*** Opening Information supplied ***

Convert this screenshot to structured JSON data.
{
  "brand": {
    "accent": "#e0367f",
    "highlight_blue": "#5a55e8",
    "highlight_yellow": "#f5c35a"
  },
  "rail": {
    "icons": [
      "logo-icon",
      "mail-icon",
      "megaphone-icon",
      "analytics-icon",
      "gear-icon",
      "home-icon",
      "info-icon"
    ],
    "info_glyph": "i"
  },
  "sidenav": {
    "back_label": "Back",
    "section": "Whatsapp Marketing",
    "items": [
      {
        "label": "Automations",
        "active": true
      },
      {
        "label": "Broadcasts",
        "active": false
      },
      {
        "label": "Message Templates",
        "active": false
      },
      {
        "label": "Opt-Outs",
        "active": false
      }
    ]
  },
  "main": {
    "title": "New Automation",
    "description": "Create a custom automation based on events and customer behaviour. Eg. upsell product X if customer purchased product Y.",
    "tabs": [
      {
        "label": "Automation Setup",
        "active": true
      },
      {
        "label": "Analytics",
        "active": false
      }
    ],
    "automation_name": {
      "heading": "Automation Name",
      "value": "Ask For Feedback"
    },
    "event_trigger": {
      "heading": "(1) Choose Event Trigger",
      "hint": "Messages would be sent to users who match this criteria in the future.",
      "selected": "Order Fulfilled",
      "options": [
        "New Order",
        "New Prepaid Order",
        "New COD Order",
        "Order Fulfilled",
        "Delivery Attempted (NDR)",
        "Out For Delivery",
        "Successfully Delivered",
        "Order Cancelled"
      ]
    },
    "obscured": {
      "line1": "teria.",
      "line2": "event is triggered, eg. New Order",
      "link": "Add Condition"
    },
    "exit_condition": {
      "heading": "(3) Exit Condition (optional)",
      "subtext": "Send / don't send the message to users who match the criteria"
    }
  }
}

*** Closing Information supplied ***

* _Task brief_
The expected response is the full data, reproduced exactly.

* _Exercise output_
Convert this screenshot to structured JSON data.
{
  "brand": {
    "accent": "#e0367f",
    "highlight_blue": "#5a55e8",
    "highlight_yellow": "#f5c35a"
  },
  "rail": {
    "icons": [
      "logo-icon",
      "mail-icon",
      "megaphone-icon",
      "analytics-icon",
      "gear-icon",
      "home-icon",
      "info-icon"
    ],
    "info_glyph": "i"
  },
  "sidenav": {
    "back_label": "Back",
    "section": "Whatsapp Marketing",
    "items": [
      {
        "label": "Automations",
        "active": true
      },
      {
        "label": "Broadcasts",
        "active": false
      },
      {
        "label": "Message Templates",
        "active": false
      },
      {
        "label": "Opt-Outs",
        "active": false
      }
    ]
  },
  "main": {
    "title": "New Automation",
    "description": "Create a custom automation based on events and customer behaviour. Eg. upsell product X if customer purchased product Y.",
    "tabs": [
      {
        "label": "Automation Setup",
        "active": true
      },
      {
        "label": "Analytics",
        "active": false
      }
    ],
    "automation_name": {
      "heading": "Automation Name",
      "value": "Ask For Feedback"
    },
    "event_trigger": {
      "heading": "(1) Choose Event Trigger",
      "hint": "Messages would be sent to users who match this criteria in the future.",
      "selected": "Order Fulfilled",
      "options": [
        "New Order",
        "New Prepaid Order",
        "New COD Order",
        "Order Fulfilled",
        "Delivery Attempted (NDR)",
        "Out For Delivery",
        "Successfully Delivered",
        "Order Cancelled"
      ]
    },
    "obscured": {
      "line1": "teria.",
      "line2": "event is triggered, eg. New Order",
      "link": "Add Condition"
    },
    "exit_condition": {
      "heading": "(3) Exit Condition (optional)",
      "subtext": "Send / don't send the message to users who match the criteria"
    }
  }
}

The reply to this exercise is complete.